Although some partners, such as the United States, maintain a presence in the Sahel, these changes have put constraints on the cooperation dynamic that has existed in the region for almost 20 years.
Ecowas has not yet committed resources to the fight against terrorism in the Sahel. The organisation has been very active in resolving political crises linked to coups in the region, but has not succeeded in encouraging transitions to civilian power.
Ecowas’ threats to intervene militarily in Niger played a role in the creation of the new alliance.
What will be the relationship between the Alliance of Sahel States and Ecowas? It is still too early to say. The same applies to the relationship between the alliance and other initiatives such as the G5 Sahel Joint Force and the Accra Initiative. For now, Burkina Faso, Mali and Niger are in a political stalemate with Ecowas on multiple fronts.
Lack of aerial resources
The Sahel States Alliance appears to be an extension of an effort by the three countries to make the fight against terrorism their own.
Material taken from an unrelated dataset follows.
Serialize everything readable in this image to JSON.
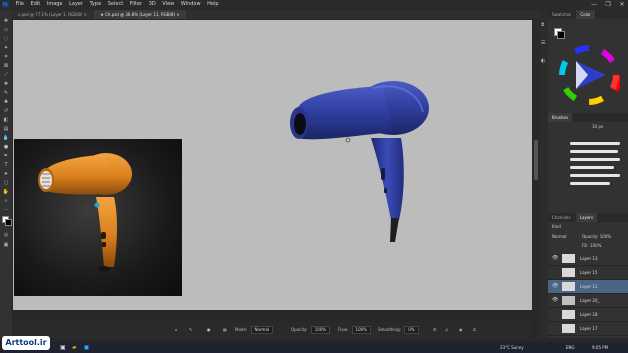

The resurgence of insecurity in the Sahel shows, however, that in the fight against terrorism and organised crime, the desire to be autonomous is not enough.
The members of the new alliance are committed to financing the initiative through their own contributions. However, given their limited capacities, it is unlikely that they will be able to carry out the financially intensive war on terrorism on their own.
Their armed forces also have major capacity weaknesses. Chief among them is a shortage of air assets. The army personnel with whom we spoke during our interviews in the Sahel are convinced that their defence and security forces could fight terrorism effectively if they had significant air capability.
Through this new pact, the member countries are banking on the military approach. However, the fight against security threats does not depend only on military means. Experience in the Sahel has shown that a security-based approach tends to encourage escalation and violence against civilians.
Admittedly, through the Sahel Alliance – not be confused with Alliance of Sahel States – the European Union and other partners have, in addition to military intervention, funded development projects, but without any major impact.
As a system of defence and mutual assistance, the Liptako-Gourma Charter does not address economic and social development. This is essential in the fight against insecurity. For the time being, the new alliance remains a geopolitical signal linked to an embryonic security structure.